All baptized Catholics (those who have received the "Light of Christ") present then receive the fire lit from the paschal candle. This symbolic "Light of Christ" spreads through the congregation as one candle after another is lit.

Once the candle has been placed on its stand in the sanctuary, the lights in the church are switched on and the assembly extinguish their candles for Mass to begin.

Q: What is uniquely symbolic about the paschal candle?

The paschal candle displays the Greek letters alpha and omega (the beginning and the end), and the year at its base. There are also five grains of incense embedded into it to represent the five wounds of Jesus Christ (the nails in each hand and foot, as well as the spear in the side).

Q: How is the Liturgy of the Word at Easter Vigil different from ordinary Mass?

The Liturgy of the Word at Easter Vigil consists of seven readings from the Old Testament and two from the New Testament. The account of the Israelites' crossing of the Sea of Reeds is given particular attention in the readings since this event is at the centre of the Jewish Passover, which Christians believe Christ's death and resurrection is the fulfilment of. Each reading is followed by a psalm and a prayer relating what has been read in the Old Testament to the Mystery of Christ. After these readings conclude, the Easter Vigil proper is finished and the Mass of the Resurrection begins.

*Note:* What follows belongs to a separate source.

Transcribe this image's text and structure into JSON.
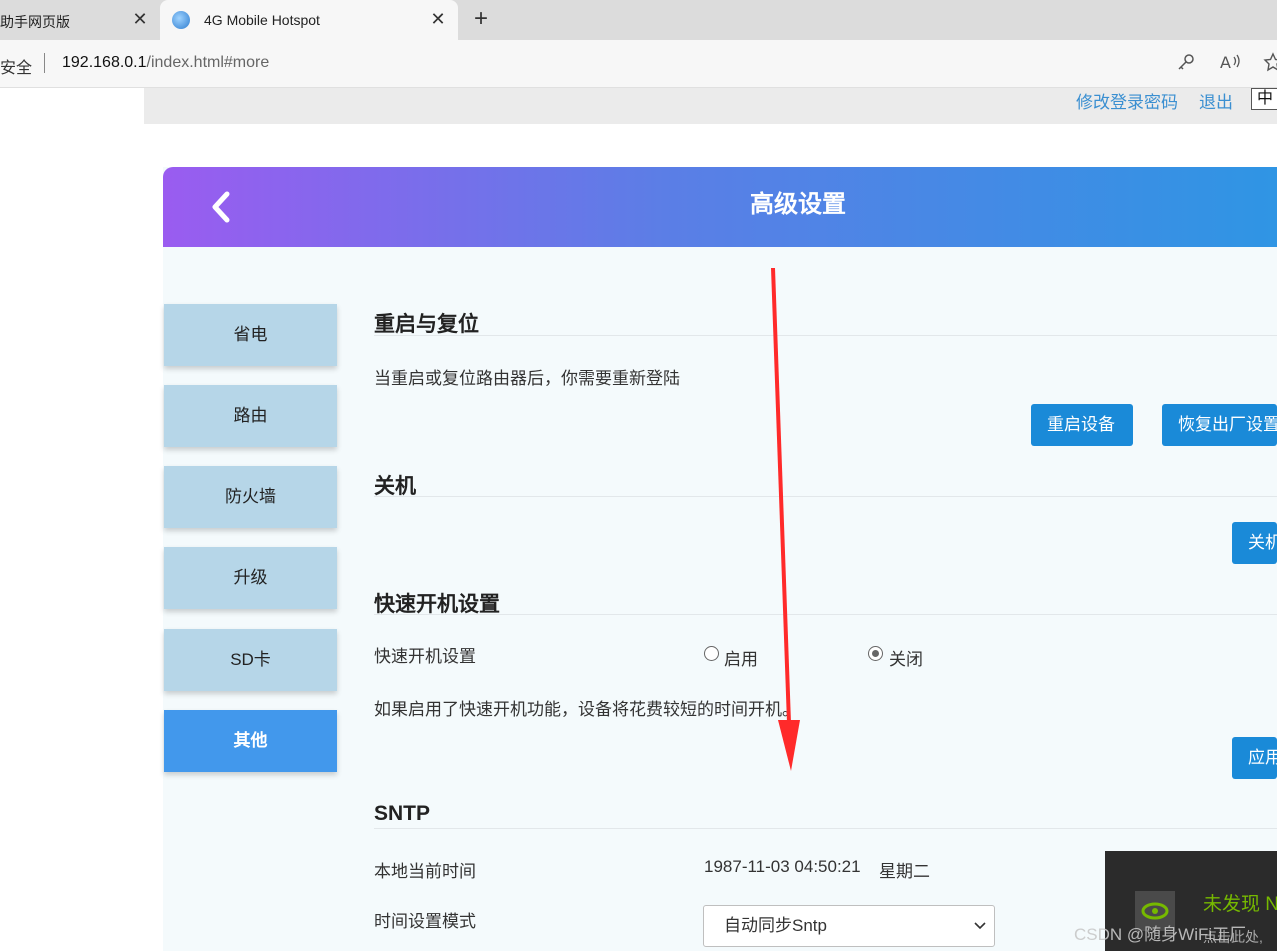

Q: Why are converts baptized at the Easter Vigil?

As Easter Vigil celebrates Christ's resurrection from death to life and bringing light into the world, the converts are the new life that God has brought through Jesus' death and resurrection to individual believers. This important emphasis on the continuity of the church with the Old Testament readings at the Liturgy of the Word bear witness to God's ongoing work in history to define the nature of the church and its mission in the world.

Q: What is the significance of the converts being clothed in white garments?

The clothing of the white garment symbolizes the convert's new life in Christ. (It is also the origin of the tradition of buying new clothes at Easter.)

Share this post

Submit to FacebookSubmit to Google PlusSubmit to Twitter